### Instructions to follow
Would you retype each of the records exactly as shown?

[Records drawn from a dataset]
═══
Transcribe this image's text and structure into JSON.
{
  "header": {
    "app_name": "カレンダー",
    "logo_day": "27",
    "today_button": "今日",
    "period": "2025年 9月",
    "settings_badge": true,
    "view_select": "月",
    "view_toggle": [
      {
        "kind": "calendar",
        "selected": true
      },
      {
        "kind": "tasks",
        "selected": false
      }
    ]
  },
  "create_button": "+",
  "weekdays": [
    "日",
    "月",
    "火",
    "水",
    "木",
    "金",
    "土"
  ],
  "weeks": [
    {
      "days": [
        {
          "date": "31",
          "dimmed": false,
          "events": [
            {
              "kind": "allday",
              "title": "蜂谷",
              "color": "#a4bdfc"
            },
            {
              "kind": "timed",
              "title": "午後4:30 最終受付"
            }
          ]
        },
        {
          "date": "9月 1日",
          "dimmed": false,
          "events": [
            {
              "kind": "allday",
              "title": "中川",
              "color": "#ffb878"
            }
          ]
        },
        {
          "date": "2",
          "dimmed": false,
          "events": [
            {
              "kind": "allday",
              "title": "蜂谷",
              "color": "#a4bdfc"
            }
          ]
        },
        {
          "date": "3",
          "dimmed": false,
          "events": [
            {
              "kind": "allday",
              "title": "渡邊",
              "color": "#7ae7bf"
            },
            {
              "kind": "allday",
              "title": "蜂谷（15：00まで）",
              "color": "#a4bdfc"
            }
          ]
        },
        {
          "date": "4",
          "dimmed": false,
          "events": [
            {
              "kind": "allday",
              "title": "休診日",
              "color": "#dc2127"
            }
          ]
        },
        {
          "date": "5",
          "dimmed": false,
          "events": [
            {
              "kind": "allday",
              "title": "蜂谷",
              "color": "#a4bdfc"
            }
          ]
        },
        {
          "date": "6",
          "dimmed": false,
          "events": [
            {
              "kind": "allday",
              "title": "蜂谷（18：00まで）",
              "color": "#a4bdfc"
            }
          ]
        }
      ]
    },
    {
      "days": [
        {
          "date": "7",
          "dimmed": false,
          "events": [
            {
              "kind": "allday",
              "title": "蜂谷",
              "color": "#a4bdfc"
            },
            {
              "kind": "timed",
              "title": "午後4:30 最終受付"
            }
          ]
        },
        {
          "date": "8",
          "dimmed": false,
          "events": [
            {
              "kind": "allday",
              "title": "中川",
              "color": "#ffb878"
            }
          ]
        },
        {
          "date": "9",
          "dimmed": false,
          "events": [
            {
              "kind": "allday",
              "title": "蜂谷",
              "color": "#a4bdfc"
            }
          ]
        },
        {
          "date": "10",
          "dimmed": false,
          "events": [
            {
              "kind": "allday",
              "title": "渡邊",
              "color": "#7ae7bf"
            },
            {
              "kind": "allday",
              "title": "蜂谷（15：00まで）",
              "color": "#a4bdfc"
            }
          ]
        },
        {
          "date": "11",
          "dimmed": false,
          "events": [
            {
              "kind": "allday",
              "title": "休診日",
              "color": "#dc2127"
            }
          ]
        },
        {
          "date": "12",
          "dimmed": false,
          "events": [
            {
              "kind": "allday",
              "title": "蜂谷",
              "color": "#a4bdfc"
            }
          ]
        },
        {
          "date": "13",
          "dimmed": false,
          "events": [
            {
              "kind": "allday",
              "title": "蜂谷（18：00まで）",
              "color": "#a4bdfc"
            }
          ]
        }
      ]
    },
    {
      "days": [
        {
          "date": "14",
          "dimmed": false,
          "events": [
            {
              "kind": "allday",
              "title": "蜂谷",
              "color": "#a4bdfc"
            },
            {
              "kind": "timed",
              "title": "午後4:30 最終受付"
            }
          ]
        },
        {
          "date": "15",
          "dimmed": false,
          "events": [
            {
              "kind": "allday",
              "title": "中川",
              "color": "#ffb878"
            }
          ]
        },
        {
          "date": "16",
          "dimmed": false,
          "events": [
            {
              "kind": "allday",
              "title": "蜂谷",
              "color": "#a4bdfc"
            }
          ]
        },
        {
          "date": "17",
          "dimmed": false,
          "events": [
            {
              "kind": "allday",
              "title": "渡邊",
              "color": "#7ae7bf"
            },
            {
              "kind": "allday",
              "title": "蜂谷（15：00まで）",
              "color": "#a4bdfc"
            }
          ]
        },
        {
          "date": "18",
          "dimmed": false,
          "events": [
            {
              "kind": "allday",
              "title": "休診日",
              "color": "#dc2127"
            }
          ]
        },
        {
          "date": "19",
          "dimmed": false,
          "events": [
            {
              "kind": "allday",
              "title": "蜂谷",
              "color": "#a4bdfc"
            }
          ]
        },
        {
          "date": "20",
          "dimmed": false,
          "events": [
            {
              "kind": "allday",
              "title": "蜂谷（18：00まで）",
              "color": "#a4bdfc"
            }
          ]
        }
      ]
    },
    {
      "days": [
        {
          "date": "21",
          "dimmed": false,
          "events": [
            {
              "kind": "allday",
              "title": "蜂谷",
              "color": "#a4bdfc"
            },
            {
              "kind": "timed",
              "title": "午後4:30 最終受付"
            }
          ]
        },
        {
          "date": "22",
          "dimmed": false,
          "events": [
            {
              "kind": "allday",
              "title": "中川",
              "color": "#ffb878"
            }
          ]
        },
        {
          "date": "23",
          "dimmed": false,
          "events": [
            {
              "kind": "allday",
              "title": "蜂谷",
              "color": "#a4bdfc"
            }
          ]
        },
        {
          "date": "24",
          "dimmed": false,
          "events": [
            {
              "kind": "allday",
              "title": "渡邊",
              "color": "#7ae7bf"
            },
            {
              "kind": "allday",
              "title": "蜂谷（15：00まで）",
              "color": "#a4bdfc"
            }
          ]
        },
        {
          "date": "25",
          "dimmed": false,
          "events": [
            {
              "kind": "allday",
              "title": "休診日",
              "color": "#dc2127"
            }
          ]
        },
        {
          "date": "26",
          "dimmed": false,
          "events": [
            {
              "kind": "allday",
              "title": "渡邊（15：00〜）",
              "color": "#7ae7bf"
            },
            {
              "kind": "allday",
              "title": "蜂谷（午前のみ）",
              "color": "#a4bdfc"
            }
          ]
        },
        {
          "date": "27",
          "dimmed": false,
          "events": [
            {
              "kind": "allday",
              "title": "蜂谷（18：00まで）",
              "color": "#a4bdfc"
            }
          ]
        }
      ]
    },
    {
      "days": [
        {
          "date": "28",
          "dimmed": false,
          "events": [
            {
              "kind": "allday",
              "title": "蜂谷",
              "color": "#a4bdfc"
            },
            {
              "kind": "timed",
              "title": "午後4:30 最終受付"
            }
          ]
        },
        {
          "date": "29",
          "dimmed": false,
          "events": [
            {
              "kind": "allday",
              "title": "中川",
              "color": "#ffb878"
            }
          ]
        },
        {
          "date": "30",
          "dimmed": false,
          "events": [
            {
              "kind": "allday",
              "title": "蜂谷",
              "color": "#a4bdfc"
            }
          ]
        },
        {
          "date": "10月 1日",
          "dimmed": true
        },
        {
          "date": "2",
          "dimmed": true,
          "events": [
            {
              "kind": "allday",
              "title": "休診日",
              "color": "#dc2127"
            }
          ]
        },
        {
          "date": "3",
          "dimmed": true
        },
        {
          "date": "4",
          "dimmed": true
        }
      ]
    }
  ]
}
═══
### Task output
Transcribe this image's text and structure into JSON.
{
  "header": {
    "app_name": "カレンダー",
    "logo_day": "27",
    "today_button": "今日",
    "period": "2025年 9月",
    "settings_badge": true,
    "view_select": "月",
    "view_toggle": [
      {
        "kind": "calendar",
        "selected": true
      },
      {
        "kind": "tasks",
        "selected": false
      }
    ]
  },
  "create_button": "+",
  "weekdays": [
    "日",
    "月",
    "火",
    "水",
    "木",
    "金",
    "土"
  ],
  "weeks": [
    {
      "days": [
        {
          "date": "31",
          "dimmed": false,
          "events": [
            {
              "kind": "allday",
              "title": "蜂谷",
              "color": "#a4bdfc"
            },
            {
              "kind": "timed",
              "title": "午後4:30 最終受付"
            }
          ]
        },
        {
          "date": "9月 1日",
          "dimmed": false,
          "events": [
            {
              "kind": "allday",
              "title": "中川",
              "color": "#ffb878"
            }
          ]
        },
        {
          "date": "2",
          "dimmed": false,
          "events": [
            {
              "kind": "allday",
              "title": "蜂谷",
              "color": "#a4bdfc"
            }
          ]
        },
        {
          "date": "3",
          "dimmed": false,
          "events": [
            {
              "kind": "allday",
              "title": "渡邊",
              "color": "#7ae7bf"
            },
            {
              "kind": "allday",
              "title": "蜂谷（15：00まで）",
              "color": "#a4bdfc"
            }
          ]
        },
        {
          "date": "4",
          "dimmed": false,
          "events": [
            {
              "kind": "allday",
              "title": "休診日",
              "color": "#dc2127"
            }
          ]
        },
        {
          "date": "5",
          "dimmed": false,
          "events": [
            {
              "kind": "allday",
              "title": "蜂谷",
              "color": "#a4bdfc"
            }
          ]
        },
        {
          "date": "6",
          "dimmed": false,
          "events": [
            {
              "kind": "allday",
              "title": "蜂谷（18：00まで）",
              "color": "#a4bdfc"
            }
          ]
        }
      ]
    },
    {
      "days": [
        {
          "date": "7",
          "dimmed": false,
          "events": [
            {
              "kind": "allday",
              "title": "蜂谷",
              "color": "#a4bdfc"
            },
            {
              "kind": "timed",
              "title": "午後4:30 最終受付"
            }
          ]
        },
        {
          "date": "8",
          "dimmed": false,
          "events": [
            {
              "kind": "allday",
              "title": "中川",
              "color": "#ffb878"
            }
          ]
        },
        {
          "date": "9",
          "dimmed": false,
          "events": [
            {
              "kind": "allday",
              "title": "蜂谷",
              "color": "#a4bdfc"
            }
          ]
        },
        {
          "date": "10",
          "dimmed": false,
          "events": [
            {
              "kind": "allday",
              "title": "渡邊",
              "color": "#7ae7bf"
            },
            {
              "kind": "allday",
              "title": "蜂谷（15：00まで）",
              "color": "#a4bdfc"
            }
          ]
        },
        {
          "date": "11",
          "dimmed": false,
          "events": [
            {
              "kind": "allday",
              "title": "休診日",
              "color": "#dc2127"
            }
          ]
        },
        {
          "date": "12",
          "dimmed": false,
          "events": [
            {
              "kind": "allday",
              "title": "蜂谷",
              "color": "#a4bdfc"
            }
          ]
        },
        {
          "date": "13",
          "dimmed": false,
          "events": [
            {
              "kind": "allday",
              "title": "蜂谷（18：00まで）",
              "color": "#a4bdfc"
            }
          ]
        }
      ]
    },
    {
      "days": [
        {
          "date": "14",
          "dimmed": false,
          "events": [
            {
              "kind": "allday",
              "title": "蜂谷",
              "color": "#a4bdfc"
            },
            {
              "kind": "timed",
              "title": "午後4:30 最終受付"
            }
          ]
        },
        {
          "date": "15",
          "dimmed": false,
          "events": [
            {
              "kind": "allday",
              "title": "中川",
              "color": "#ffb878"
            }
          ]
        },
        {
          "date": "16",
          "dimmed": false,
          "events": [
            {
              "kind": "allday",
              "title": "蜂谷",
              "color": "#a4bdfc"
            }
          ]
        },
        {
          "date": "17",
          "dimmed": false,
          "events": [
            {
              "kind": "allday",
              "title": "渡邊",
              "color": "#7ae7bf"
            },
            {
              "kind": "allday",
              "title": "蜂谷（15：00まで）",
              "color": "#a4bdfc"
            }
          ]
        },
        {
          "date": "18",
          "dimmed": false,
          "events": [
            {
              "kind": "allday",
              "title": "休診日",
              "color": "#dc2127"
            }
          ]
        },
        {
          "date": "19",
          "dimmed": false,
          "events": [
            {
              "kind": "allday",
              "title": "蜂谷",
              "color": "#a4bdfc"
            }
          ]
        },
        {
          "date": "20",
          "dimmed": false,
          "events": [
            {
              "kind": "allday",
              "title": "蜂谷（18：00まで）",
              "color": "#a4bdfc"
            }
          ]
        }
      ]
    },
    {
      "days": [
        {
          "date": "21",
          "dimmed": false,
          "events": [
            {
              "kind": "allday",
              "title": "蜂谷",
              "color": "#a4bdfc"
            },
            {
              "kind": "timed",
              "title": "午後4:30 最終受付"
            }
          ]
        },
        {
          "date": "22",
          "dimmed": false,
          "events": [
            {
              "kind": "allday",
              "title": "中川",
              "color": "#ffb878"
            }
          ]
        },
        {
          "date": "23",
          "dimmed": false,
          "events": [
            {
              "kind": "allday",
              "title": "蜂谷",
              "color": "#a4bdfc"
            }
          ]
        },
        {
          "date": "24",
          "dimmed": false,
          "events": [
            {
              "kind": "allday",
              "title": "渡邊",
              "color": "#7ae7bf"
            },
            {
              "kind": "allday",
              "title": "蜂谷（15：00まで）",
              "color": "#a4bdfc"
            }
          ]
        },
        {
          "date": "25",
          "dimmed": false,
          "events": [
            {
              "kind": "allday",
              "title": "休診日",
              "color": "#dc2127"
            }
          ]
        },
        {
          "date": "26",
          "dimmed": false,
          "events": [
            {
              "kind": "allday",
              "title": "渡邊（15：00〜）",
              "color": "#7ae7bf"
            },
            {
              "kind": "allday",
              "title": "蜂谷（午前のみ）",
              "color": "#a4bdfc"
            }
          ]
        },
        {
          "date": "27",
          "dimmed": false,
          "events": [
            {
              "kind": "allday",
              "title": "蜂谷（18：00まで）",
              "color": "#a4bdfc"
            }
          ]
        }
      ]
    },
    {
      "days": [
        {
          "date": "28",
          "dimmed": false,
          "events": [
            {
              "kind": "allday",
              "title": "蜂谷",
              "color": "#a4bdfc"
            },
            {
              "kind": "timed",
              "title": "午後4:30 最終受付"
            }
          ]
        },
        {
          "date": "29",
          "dimmed": false,
          "events": [
            {
              "kind": "allday",
              "title": "中川",
              "color": "#ffb878"
            }
          ]
        },
        {
          "date": "30",
          "dimmed": false,
          "events": [
            {
              "kind": "allday",
              "title": "蜂谷",
              "color": "#a4bdfc"
            }
          ]
        },
        {
          "date": "10月 1日",
          "dimmed": true
        },
        {
          "date": "2",
          "dimmed": true,
          "events": [
            {
              "kind": "allday",
              "title": "休診日",
              "color": "#dc2127"
            }
          ]
        },
        {
          "date": "3",
          "dimmed": true
        },
        {
          "date": "4",
          "dimmed": true
        }
      ]
    }
  ]
}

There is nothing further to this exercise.